One of the elements that she uses to engage the reader is through the use of diction. In the first verse, the author opens by describing the setting as dirty. She further supports this in lines 3 – 5 by stating that the station is ‘oil-soaked’, ‘oil-permeated’, ‘over-all black translucency’. These compound phrases gives the reader a clear image of the unpleasant environment that the author is portraying to the reader. In the second verse, the author introduces the father, a character who embodies his surrounding environment. Dressed in what the author describes as ‘a dirty, oil-soaked monkey suit’ which does not even fit the character’s stature, the reader can infer that the family is living under poor conditions.
This is further confirmed when the author describes the son’s appearance as ‘greasy’ and ‘through ly dirty’. In the next verse, the author moves away from the disgusting scene of the gas station and uses vivid imagery to allow the reader into her thought. She begins to ask questions and imagines /impregnated wickerwork/ /on the wicker sofa/ /a dirty dog, quite comfy. /.
Confessions of an Erstwhile Child is an essay which analyses the concept of the nuclear family. At first the author explains the ideas of Thomas More's Utopia, but afterwards narrows his content by going into explaining his thoughts on children raised in dysfunctional families. He very cleverly shows the reader part family model's with current ones, allowing his audience to make the decision for ...

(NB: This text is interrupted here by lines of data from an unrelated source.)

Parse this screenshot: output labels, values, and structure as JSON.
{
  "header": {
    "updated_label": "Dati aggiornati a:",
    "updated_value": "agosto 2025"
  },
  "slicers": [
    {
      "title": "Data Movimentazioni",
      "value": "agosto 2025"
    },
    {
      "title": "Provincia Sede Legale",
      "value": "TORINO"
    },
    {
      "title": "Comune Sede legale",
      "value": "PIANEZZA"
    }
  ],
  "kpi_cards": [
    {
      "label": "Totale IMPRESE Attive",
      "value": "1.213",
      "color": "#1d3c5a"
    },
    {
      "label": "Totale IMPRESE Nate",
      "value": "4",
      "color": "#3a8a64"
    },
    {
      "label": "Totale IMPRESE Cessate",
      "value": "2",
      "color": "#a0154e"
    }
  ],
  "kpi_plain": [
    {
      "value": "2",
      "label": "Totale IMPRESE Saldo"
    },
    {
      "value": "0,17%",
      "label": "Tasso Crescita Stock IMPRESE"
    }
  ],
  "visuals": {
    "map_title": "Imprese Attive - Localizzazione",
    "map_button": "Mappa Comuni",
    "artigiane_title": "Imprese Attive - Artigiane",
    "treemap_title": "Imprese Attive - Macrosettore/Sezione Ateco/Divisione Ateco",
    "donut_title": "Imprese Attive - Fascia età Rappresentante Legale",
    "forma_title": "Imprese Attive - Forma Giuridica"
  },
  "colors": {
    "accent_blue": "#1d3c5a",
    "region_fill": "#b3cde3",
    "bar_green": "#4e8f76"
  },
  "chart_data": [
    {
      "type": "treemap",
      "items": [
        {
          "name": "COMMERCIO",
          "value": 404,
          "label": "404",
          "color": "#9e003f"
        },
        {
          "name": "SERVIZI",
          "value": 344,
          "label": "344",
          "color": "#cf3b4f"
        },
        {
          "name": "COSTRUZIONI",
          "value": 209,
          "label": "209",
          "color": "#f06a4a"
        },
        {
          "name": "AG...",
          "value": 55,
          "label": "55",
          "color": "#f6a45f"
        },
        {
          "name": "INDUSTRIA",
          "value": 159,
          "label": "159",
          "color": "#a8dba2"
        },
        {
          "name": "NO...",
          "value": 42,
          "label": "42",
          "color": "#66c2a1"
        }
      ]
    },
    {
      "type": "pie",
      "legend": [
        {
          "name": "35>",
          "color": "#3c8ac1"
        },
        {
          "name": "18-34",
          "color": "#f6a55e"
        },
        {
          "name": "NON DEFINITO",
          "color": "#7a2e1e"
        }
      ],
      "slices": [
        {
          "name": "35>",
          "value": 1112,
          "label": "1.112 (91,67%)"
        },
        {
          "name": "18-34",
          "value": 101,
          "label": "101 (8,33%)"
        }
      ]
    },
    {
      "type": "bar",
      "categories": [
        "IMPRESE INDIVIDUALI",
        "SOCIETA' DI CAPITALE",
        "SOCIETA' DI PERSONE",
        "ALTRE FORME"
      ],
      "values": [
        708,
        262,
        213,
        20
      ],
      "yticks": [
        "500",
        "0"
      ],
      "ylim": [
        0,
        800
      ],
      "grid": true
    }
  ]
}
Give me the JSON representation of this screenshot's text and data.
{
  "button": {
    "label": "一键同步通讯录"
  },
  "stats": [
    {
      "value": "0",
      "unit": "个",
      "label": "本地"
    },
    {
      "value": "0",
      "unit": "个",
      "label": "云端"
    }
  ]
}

On those few lines, not only does the author give sight of the scene but also appeals to the reader’s sense of touch by the words ‘quite comfy.’ . Those two simple words allows the reader to have an unique sense of how ‘quite comfy’ may feel like. She continues in lines 21 – 27 with more imaginative words describing some of the items that she is imagining may be in the station. The items and their placements are very natural as she states that the comic books lie upon a big dim doily which is draping a taboret beside a big hirsute begonia.
The fantasy of the author is continued in the last verse which she makes a comment as to how somebody embroidered the doily, waters the plant and arranges the rows of cans. The entire fantasy can be identified as allusions to something emotional, from what the reader can infer from. In this fantasy, though the items may not be perfectly arranged and clean, there are decorative items and ornaments which brings life to what normally would be a seemingly dull setting. The last line of the poem /Somebody loves us all/ is a clear conclusion as to how the author believes that even under the miserable reality, the family is still lively.
In this poem, the author skillfully used vivid imagery combined with simple diction’s to describe the harsh conditions lived by a poor family. Later she used imagery and allusions to show that even through this difficulty that the family still loves their home.